_Data to process_
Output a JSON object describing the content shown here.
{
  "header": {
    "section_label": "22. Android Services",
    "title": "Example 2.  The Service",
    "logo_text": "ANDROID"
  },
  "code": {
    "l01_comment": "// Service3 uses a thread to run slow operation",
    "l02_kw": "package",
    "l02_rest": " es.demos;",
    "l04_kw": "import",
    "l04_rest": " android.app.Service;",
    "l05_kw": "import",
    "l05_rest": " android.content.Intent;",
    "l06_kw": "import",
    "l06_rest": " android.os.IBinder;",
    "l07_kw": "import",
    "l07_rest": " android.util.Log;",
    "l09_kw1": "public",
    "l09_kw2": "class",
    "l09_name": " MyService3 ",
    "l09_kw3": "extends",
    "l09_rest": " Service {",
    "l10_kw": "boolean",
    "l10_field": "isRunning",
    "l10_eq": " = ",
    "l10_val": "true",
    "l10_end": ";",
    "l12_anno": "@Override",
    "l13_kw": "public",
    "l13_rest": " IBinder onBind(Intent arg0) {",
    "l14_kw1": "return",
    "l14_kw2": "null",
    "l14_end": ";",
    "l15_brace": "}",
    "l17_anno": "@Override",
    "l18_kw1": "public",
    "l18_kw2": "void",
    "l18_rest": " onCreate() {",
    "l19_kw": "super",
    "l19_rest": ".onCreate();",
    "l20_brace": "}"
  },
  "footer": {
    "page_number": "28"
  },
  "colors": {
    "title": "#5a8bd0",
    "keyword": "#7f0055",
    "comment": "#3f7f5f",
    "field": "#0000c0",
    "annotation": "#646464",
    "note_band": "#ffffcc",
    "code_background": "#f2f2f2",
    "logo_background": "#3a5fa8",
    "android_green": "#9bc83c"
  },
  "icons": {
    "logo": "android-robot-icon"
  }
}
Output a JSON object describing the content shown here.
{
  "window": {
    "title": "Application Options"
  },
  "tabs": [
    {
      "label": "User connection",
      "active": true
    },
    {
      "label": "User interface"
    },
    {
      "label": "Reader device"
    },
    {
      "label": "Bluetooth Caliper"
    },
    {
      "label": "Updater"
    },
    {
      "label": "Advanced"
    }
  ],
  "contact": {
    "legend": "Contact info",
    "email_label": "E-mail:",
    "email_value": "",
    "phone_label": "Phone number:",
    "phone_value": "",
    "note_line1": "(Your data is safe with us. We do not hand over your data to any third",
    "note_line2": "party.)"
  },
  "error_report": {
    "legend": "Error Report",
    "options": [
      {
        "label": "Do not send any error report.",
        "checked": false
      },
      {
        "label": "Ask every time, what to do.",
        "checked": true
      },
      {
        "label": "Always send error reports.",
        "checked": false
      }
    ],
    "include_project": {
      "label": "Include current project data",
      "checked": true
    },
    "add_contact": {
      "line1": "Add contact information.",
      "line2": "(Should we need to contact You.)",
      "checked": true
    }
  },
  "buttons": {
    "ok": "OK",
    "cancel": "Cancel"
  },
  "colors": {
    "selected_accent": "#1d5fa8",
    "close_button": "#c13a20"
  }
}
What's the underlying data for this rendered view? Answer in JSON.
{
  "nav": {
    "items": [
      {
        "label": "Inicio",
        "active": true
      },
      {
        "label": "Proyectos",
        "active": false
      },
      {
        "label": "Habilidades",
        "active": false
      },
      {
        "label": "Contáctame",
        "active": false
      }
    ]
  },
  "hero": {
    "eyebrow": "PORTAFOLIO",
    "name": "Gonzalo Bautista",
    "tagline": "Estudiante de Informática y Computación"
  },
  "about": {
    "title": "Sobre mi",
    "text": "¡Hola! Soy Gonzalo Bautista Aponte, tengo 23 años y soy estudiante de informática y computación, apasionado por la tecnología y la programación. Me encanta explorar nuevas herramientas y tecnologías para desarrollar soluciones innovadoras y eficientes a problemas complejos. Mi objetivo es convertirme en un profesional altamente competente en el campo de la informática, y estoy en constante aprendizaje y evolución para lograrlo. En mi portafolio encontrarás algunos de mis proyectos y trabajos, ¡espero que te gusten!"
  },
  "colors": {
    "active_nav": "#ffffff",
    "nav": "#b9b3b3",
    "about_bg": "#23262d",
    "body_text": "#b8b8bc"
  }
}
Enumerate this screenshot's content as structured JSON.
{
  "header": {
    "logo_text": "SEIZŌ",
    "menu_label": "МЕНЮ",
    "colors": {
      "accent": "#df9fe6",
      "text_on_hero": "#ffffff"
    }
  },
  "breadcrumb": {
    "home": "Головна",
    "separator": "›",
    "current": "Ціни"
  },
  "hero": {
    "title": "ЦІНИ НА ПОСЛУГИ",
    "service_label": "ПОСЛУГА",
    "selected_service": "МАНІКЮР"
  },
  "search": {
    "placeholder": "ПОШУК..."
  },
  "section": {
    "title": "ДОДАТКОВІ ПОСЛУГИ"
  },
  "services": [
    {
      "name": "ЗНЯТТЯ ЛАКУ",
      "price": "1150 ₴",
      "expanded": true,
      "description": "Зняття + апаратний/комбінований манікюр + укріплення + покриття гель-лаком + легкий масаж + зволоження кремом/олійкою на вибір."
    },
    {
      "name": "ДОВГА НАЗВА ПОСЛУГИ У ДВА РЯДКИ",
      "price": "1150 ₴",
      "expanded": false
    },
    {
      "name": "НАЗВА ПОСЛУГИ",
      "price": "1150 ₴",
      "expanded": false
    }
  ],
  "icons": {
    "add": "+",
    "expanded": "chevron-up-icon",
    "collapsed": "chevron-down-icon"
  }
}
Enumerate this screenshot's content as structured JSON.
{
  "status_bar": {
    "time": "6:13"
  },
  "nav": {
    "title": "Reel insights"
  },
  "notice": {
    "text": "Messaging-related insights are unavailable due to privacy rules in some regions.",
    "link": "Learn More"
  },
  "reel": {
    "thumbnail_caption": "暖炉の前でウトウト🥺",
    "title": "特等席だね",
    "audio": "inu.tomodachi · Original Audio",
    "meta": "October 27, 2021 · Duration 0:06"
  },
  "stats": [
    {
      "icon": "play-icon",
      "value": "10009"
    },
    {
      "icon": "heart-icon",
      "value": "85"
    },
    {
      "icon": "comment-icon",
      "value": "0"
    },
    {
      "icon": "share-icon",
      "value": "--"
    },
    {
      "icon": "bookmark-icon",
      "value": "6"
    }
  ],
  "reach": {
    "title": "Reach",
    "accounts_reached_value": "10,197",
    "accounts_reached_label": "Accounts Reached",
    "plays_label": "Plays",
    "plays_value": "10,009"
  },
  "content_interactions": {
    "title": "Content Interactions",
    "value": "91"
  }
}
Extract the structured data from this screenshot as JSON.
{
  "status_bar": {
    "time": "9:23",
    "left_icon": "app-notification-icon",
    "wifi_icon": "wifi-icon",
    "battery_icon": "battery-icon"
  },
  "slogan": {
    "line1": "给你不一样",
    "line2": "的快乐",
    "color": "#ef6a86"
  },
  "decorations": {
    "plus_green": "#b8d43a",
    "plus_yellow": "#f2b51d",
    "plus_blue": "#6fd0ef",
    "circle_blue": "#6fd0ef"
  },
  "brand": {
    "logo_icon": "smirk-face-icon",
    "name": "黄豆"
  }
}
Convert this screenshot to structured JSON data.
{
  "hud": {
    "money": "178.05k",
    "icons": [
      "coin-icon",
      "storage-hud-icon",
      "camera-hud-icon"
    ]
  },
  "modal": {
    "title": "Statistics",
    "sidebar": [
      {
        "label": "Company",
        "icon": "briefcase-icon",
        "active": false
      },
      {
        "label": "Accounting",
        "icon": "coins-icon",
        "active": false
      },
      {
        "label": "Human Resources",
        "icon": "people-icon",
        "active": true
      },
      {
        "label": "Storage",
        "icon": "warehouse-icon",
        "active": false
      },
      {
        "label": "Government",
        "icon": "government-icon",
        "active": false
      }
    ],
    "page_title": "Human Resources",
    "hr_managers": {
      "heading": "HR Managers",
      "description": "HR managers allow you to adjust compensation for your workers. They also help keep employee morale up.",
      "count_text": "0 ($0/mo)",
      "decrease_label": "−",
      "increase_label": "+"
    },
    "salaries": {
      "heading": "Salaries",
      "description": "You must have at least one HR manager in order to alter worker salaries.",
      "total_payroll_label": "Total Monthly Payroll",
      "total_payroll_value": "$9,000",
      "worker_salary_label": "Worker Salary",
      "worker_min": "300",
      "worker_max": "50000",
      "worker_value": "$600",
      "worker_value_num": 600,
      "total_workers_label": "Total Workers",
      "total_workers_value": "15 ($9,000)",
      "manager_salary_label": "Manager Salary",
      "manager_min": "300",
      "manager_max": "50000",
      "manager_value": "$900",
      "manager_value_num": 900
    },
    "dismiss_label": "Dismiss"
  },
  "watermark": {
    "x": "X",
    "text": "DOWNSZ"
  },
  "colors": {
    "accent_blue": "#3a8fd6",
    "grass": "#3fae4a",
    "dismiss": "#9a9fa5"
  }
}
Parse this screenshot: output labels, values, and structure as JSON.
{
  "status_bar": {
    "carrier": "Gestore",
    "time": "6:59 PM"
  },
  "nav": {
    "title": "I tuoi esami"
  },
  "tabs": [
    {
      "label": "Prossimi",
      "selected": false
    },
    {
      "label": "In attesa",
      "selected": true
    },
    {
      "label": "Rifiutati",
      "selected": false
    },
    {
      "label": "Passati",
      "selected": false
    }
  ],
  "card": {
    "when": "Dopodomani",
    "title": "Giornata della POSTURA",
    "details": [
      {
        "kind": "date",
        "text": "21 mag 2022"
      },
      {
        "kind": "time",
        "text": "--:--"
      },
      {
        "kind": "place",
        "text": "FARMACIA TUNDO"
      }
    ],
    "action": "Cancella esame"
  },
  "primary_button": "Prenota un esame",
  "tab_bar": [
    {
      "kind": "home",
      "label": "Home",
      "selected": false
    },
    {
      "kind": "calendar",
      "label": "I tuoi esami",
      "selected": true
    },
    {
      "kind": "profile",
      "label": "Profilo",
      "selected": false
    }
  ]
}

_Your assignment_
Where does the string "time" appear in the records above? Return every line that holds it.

_Your response_
        "label": "Ask every time, what to do.",
    "time": "6:13"
    "time": "9:23",
    "time": "6:59 PM"
        "kind": "time",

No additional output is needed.